A total of 80 medieval inscriptions about church donors have been there, more than in the capital of the Second Bulgarian Empire, Veliko Tarnovo, where a total of 60 such inscriptions have been found, a testimony to Cherven’s importance during the Middle Ages.
It was a center of Christianity as the seat of the Cherven Metropolitan and a center of craftsmanship. Cherven was conquered and ransacked by the Ottoman Turks in 1388 AD.
After the Ottoman Turkish conquest, it briefly preserved some administrative functions but waned and essentially disappeared as an urban center. Some of its survivors settled nearby into the newly founded village of Cherven.

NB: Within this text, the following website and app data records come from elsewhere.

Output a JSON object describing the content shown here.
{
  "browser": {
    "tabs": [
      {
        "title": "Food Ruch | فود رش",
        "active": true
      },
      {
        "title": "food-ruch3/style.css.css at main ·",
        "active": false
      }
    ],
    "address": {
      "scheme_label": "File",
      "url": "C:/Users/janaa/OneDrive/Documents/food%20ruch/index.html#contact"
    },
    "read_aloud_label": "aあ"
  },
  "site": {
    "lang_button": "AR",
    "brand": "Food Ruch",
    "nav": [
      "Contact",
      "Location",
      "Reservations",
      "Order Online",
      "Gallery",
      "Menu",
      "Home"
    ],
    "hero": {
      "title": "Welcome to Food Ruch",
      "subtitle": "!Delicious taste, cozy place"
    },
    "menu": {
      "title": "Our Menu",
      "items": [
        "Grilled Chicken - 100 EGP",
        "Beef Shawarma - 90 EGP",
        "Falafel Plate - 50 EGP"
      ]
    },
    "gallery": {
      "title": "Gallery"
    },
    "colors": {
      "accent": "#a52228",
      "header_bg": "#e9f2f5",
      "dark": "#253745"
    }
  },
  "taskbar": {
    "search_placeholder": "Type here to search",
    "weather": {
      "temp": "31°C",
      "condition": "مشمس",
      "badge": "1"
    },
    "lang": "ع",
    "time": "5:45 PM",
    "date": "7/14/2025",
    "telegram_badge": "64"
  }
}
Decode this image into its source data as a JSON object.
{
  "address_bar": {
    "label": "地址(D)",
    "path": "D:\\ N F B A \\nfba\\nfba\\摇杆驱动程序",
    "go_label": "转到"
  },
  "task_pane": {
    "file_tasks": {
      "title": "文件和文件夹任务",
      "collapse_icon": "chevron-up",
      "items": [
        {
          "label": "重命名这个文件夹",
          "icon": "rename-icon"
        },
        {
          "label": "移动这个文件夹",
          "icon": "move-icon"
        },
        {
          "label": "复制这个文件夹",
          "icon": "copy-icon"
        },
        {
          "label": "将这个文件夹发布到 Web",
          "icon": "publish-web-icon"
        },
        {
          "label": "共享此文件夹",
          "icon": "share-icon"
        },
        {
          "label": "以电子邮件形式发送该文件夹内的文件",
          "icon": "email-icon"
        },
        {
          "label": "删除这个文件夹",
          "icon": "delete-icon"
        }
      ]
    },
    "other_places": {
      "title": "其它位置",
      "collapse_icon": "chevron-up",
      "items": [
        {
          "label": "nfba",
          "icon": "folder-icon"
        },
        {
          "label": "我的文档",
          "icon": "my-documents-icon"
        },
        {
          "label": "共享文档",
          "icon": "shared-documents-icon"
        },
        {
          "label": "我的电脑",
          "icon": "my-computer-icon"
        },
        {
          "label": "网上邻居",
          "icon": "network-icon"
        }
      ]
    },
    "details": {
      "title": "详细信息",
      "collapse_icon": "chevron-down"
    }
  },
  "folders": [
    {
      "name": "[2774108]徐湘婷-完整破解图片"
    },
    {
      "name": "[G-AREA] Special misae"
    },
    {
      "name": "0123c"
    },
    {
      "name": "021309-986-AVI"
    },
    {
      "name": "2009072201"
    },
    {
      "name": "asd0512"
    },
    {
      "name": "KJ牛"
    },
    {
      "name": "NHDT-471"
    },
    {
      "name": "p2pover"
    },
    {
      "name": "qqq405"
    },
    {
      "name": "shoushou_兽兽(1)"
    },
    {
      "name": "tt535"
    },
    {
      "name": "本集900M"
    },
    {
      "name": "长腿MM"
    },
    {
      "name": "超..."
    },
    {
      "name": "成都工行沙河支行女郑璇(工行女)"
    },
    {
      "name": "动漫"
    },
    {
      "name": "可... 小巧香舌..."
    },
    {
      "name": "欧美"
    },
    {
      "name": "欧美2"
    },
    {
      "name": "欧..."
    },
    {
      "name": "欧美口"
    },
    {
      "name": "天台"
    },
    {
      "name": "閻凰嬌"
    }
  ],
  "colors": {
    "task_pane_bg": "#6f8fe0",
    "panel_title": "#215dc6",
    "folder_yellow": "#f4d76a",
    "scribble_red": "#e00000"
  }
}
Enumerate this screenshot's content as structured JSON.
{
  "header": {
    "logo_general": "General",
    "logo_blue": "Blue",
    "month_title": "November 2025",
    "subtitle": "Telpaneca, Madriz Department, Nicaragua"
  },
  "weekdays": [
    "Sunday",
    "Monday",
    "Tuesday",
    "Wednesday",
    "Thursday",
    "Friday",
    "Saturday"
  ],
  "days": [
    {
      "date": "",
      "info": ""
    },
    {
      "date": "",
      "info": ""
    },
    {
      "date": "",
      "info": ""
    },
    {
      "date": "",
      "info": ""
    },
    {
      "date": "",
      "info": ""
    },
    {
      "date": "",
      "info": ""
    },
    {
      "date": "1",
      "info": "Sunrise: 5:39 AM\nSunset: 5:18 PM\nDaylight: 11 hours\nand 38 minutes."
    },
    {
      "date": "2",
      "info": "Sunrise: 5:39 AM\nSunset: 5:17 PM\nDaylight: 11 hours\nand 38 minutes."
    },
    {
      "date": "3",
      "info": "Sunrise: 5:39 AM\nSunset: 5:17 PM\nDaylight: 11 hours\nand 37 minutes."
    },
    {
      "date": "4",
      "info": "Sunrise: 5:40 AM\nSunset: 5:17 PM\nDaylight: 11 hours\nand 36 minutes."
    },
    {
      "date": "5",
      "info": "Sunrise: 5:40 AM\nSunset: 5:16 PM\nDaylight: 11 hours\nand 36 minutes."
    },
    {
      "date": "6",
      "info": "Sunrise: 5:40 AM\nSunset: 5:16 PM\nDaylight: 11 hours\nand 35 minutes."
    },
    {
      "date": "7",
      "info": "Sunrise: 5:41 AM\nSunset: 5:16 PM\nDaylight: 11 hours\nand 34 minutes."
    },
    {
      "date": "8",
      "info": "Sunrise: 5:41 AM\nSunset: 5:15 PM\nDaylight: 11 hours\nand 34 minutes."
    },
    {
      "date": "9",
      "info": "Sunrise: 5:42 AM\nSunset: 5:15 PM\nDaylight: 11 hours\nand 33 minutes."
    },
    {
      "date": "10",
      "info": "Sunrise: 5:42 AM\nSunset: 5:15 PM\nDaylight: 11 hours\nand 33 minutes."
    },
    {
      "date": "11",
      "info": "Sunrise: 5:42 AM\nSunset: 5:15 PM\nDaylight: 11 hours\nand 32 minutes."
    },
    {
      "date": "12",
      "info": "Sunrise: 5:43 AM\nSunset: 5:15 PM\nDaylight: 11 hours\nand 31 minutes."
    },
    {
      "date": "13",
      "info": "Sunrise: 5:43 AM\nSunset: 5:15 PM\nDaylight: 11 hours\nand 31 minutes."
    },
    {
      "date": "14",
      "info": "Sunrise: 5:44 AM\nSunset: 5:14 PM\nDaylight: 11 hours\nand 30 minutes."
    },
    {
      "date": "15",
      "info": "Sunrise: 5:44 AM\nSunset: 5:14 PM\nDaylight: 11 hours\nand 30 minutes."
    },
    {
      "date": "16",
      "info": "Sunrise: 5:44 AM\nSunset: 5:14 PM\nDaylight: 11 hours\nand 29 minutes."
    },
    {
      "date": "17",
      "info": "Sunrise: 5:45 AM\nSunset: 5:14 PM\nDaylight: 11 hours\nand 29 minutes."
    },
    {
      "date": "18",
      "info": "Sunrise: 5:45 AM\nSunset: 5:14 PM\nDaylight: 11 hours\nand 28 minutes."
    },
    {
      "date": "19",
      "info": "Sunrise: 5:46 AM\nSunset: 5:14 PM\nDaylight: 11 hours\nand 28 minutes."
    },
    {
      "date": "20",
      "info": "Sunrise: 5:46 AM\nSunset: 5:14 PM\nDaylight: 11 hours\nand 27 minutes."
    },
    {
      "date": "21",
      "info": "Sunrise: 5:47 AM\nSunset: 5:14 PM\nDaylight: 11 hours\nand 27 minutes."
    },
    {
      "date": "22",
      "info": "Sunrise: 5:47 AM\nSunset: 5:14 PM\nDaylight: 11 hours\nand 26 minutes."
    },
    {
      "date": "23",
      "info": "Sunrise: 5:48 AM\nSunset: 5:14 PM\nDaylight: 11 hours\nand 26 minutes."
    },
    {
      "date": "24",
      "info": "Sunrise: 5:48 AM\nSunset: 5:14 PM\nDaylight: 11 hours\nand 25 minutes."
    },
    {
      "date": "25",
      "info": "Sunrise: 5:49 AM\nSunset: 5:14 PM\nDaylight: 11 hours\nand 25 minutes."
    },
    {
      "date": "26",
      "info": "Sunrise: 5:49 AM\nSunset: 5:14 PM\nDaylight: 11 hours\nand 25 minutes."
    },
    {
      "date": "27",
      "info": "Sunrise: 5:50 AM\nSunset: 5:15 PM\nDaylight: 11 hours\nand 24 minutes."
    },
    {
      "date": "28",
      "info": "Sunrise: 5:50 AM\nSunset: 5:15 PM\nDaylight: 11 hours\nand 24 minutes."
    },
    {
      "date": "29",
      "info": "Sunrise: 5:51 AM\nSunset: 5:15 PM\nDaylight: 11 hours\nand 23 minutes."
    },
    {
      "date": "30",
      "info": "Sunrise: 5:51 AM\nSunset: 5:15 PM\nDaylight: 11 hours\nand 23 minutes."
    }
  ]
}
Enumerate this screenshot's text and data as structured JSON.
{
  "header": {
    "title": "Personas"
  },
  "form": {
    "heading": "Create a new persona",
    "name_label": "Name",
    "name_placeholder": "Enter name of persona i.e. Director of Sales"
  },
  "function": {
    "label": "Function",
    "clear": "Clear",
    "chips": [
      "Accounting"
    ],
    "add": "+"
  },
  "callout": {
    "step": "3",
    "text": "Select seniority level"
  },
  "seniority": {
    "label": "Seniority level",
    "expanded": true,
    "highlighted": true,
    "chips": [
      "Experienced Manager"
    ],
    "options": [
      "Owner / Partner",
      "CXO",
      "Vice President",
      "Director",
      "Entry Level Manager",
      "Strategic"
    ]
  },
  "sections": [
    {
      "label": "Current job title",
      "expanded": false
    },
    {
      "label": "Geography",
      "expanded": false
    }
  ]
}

Cherven was first excavated in 1910 by renowned Bulgarian historian and archaeologist Vasil Zlatarski. It has been regularly excavated since 1961. In the recent decades, it has been excavated by Stoyan Yordanov from the Ruse Regional Museum of History.
Archaeologists have discovered there a large feudal palace, fortified walls reaching up to 3 m in width, two well-preserved underground water supply passages, a total of 13 churches, administrative and residential buildings, workshops and streets.
A famous 12 m-high three-storey tower, known as the Cherven Tower, from the 14th century has also been fully preserved and was even used as a model for the reconstruction of Baldwin’s Tower in the Tsarevets Hill in Veliko Tarnovo in 1930.
Cherven’s site also features remains from an Ancient Thracian settlement, a 6th century early Byzantine fortress, and several settlements from the period of the First Bulgarian Empire (680-1018 AD).